US President George W. Bush has set up a high-level government panel to look at ways of improving food safety to boost US policing of imports.
The move comes after a series of product safety scares in the US with a number of Chinese imports found to violate US safety standards.
The White House, however, denied the panel – dubbed the Interagency Working Group on Import Safety – was aimed directly at China.
“This is not a slap at China,” White House spokesman Tony Snow told reporters yesterday (18 July). “This is in fact a normal piece of business. We get food imports from 150 countries around the world. It’s important to monitor them all.”
The formation of the panel, to be headed by Health and Human Services Secretary Michael Leavitt, also follows fierce criticism of the US Food and Drug Administration (FDA).
US politicians have questioned the ability of the FDA to police food imports into the country, as well domestically-produced products.
Some politicians are calling for wholesale reform of how food safety is regulated in the light of recent food scares in the US and concerns over imports from China.
Senator Richard Durbin from Illinois has been campaigning for the integration of food safety into a single, coherent agency.

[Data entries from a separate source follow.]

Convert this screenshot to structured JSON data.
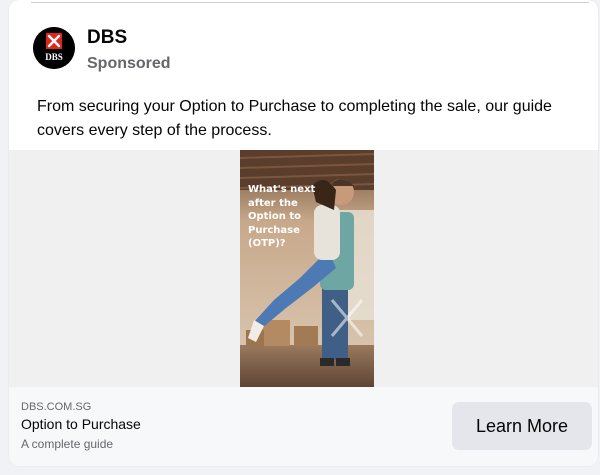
{
  "ad": {
    "page_name": "DBS",
    "sponsored_label": "Sponsored",
    "logo_text": "DBS",
    "body_text": "From securing your Option to Purchase to completing the sale, our guide covers every step of the process.",
    "creative_overlay_text": "What's next\nafter the\nOption to\nPurchase\n(OTP)?",
    "link": {
      "domain": "DBS.COM.SG",
      "headline": "Option to Purchase",
      "description": "A complete guide"
    },
    "cta_label": "Learn More"
  },
  "colors": {
    "brand_red": "#e1251b",
    "text_primary": "#050505",
    "text_secondary": "#65676b",
    "cta_background": "#e4e6eb"
  }
}
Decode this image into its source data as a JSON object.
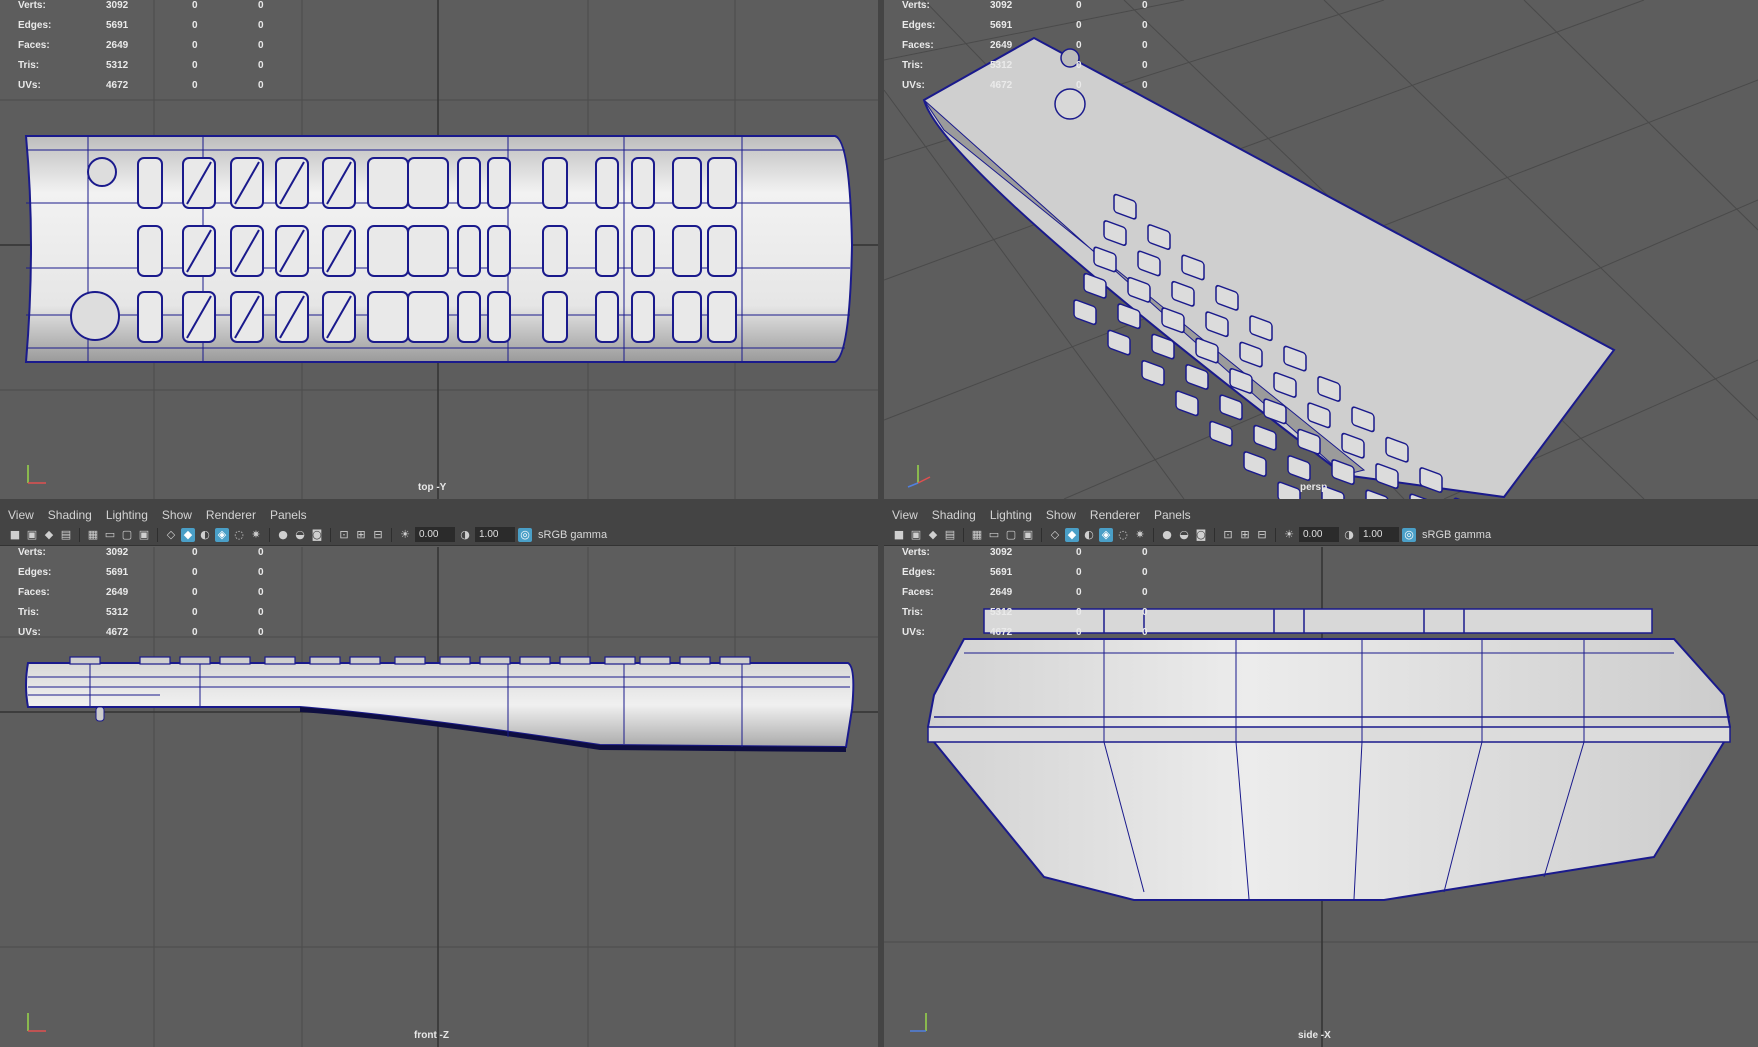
{
  "hud": {
    "rows": [
      {
        "label": "Verts:",
        "v1": "3092",
        "v2": "0",
        "v3": "0"
      },
      {
        "label": "Edges:",
        "v1": "5691",
        "v2": "0",
        "v3": "0"
      },
      {
        "label": "Faces:",
        "v1": "2649",
        "v2": "0",
        "v3": "0"
      },
      {
        "label": "Tris:",
        "v1": "5312",
        "v2": "0",
        "v3": "0"
      },
      {
        "label": "UVs:",
        "v1": "4672",
        "v2": "0",
        "v3": "0"
      }
    ]
  },
  "panes": {
    "top": {
      "camera": "top -Y"
    },
    "persp": {
      "camera": "persp"
    },
    "front": {
      "camera": "front -Z"
    },
    "side": {
      "camera": "side -X"
    }
  },
  "menu": {
    "view": "View",
    "shading": "Shading",
    "lighting": "Lighting",
    "show": "Show",
    "renderer": "Renderer",
    "panels": "Panels"
  },
  "toolbar": {
    "exposure": "0.00",
    "gamma_value": "1.00",
    "color_space": "sRGB gamma"
  },
  "colors": {
    "viewport_bg": "#5d5d5d",
    "grid": "#4a4a4a",
    "wire": "#1a1a8c",
    "highlight": "#4a9fc7"
  }
}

“Under current US law, food safety monitoring, inspection and labeling functions are spread across 12 federal agencies and sub-agencies and are governed by approximately 35 different laws,” Durbin told just-food last month.
“Under the current framework, turf battles, overlap, inconsistencies and coordination problems are inevitable. My legislation, the Safe Food Act, would create a single, independent food safety agency within the Executive Branch to administer and enforce food safety laws.”
There is also concern in the US about the level of government funding given to the FDA.